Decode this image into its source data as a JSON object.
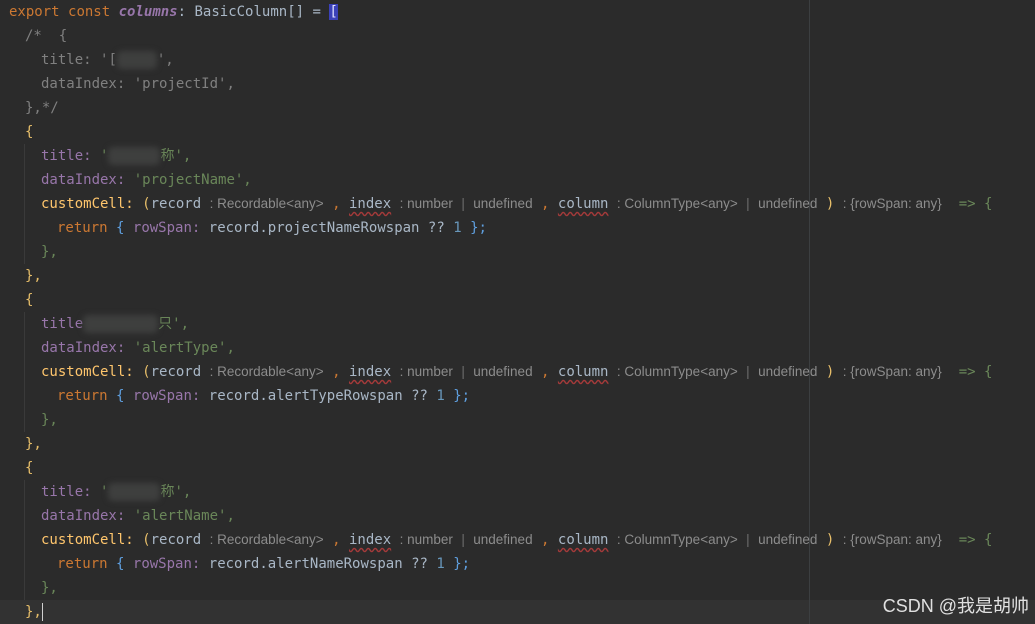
{
  "code": {
    "kw_export": "export",
    "kw_const": "const",
    "var_columns": "columns",
    "type_basic": "BasicColumn[]",
    "op_eq": "=",
    "open_bracket": "[",
    "comment_open": "/*  {",
    "comment_title_prop": "title:",
    "comment_title_val_a": "'[",
    "comment_title_val_b": "',",
    "comment_dataindex_prop": "dataIndex:",
    "comment_dataindex_val": "'projectId',",
    "comment_close": "},*/",
    "brace_open": "{",
    "title_prop": "title:",
    "col1_title_a": "'",
    "col1_title_b": "称',",
    "dataindex_prop": "dataIndex:",
    "col1_dataindex": "'projectName',",
    "customcell": "customCell:",
    "paren_open": "(",
    "record": "record",
    "record_type": ": Recordable<any>",
    "comma": ",",
    "index": "index",
    "index_type": ": number",
    "sep": "|",
    "undefined": "undefined",
    "column": "column",
    "column_type": ": ColumnType<any>",
    "paren_close": ")",
    "return_type": ": {rowSpan: any}",
    "arrow": "=> {",
    "kw_return": "return",
    "rowspan_prop": "rowSpan:",
    "col1_rowspan_expr": "record.projectNameRowspan",
    "nullish": "??",
    "num_one": "1",
    "inner_close": "};",
    "fn_close": "},",
    "obj_close": "},",
    "col2_title_a": "title",
    "col2_title_b": "只',",
    "col2_dataindex": "'alertType',",
    "col2_rowspan_expr": "record.alertTypeRowspan",
    "col3_title_a": "'",
    "col3_title_b": "称',",
    "col3_dataindex": "'alertName',",
    "col3_rowspan_expr": "record.alertNameRowspan",
    "last_close": "},"
  },
  "watermark": "CSDN @我是胡帅",
  "colors": {
    "background": "#2b2b2b",
    "keyword": "#cc7832",
    "string": "#6a8759",
    "property": "#9876aa",
    "number": "#6897bb"
  }
}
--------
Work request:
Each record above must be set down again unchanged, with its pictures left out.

Response area:
Decode this image into its source data as a JSON object.
{
  "code": {
    "kw_export": "export",
    "kw_const": "const",
    "var_columns": "columns",
    "type_basic": "BasicColumn[]",
    "op_eq": "=",
    "open_bracket": "[",
    "comment_open": "/*  {",
    "comment_title_prop": "title:",
    "comment_title_val_a": "'[",
    "comment_title_val_b": "',",
    "comment_dataindex_prop": "dataIndex:",
    "comment_dataindex_val": "'projectId',",
    "comment_close": "},*/",
    "brace_open": "{",
    "title_prop": "title:",
    "col1_title_a": "'",
    "col1_title_b": "称',",
    "dataindex_prop": "dataIndex:",
    "col1_dataindex": "'projectName',",
    "customcell": "customCell:",
    "paren_open": "(",
    "record": "record",
    "record_type": ": Recordable<any>",
    "comma": ",",
    "index": "index",
    "index_type": ": number",
    "sep": "|",
    "undefined": "undefined",
    "column": "column",
    "column_type": ": ColumnType<any>",
    "paren_close": ")",
    "return_type": ": {rowSpan: any}",
    "arrow": "=> {",
    "kw_return": "return",
    "rowspan_prop": "rowSpan:",
    "col1_rowspan_expr": "record.projectNameRowspan",
    "nullish": "??",
    "num_one": "1",
    "inner_close": "};",
    "fn_close": "},",
    "obj_close": "},",
    "col2_title_a": "title",
    "col2_title_b": "只',",
    "col2_dataindex": "'alertType',",
    "col2_rowspan_expr": "record.alertTypeRowspan",
    "col3_title_a": "'",
    "col3_title_b": "称',",
    "col3_dataindex": "'alertName',",
    "col3_rowspan_expr": "record.alertNameRowspan",
    "last_close": "},"
  },
  "watermark": "CSDN @我是胡帅",
  "colors": {
    "background": "#2b2b2b",
    "keyword": "#cc7832",
    "string": "#6a8759",
    "property": "#9876aa",
    "number": "#6897bb"
  }
}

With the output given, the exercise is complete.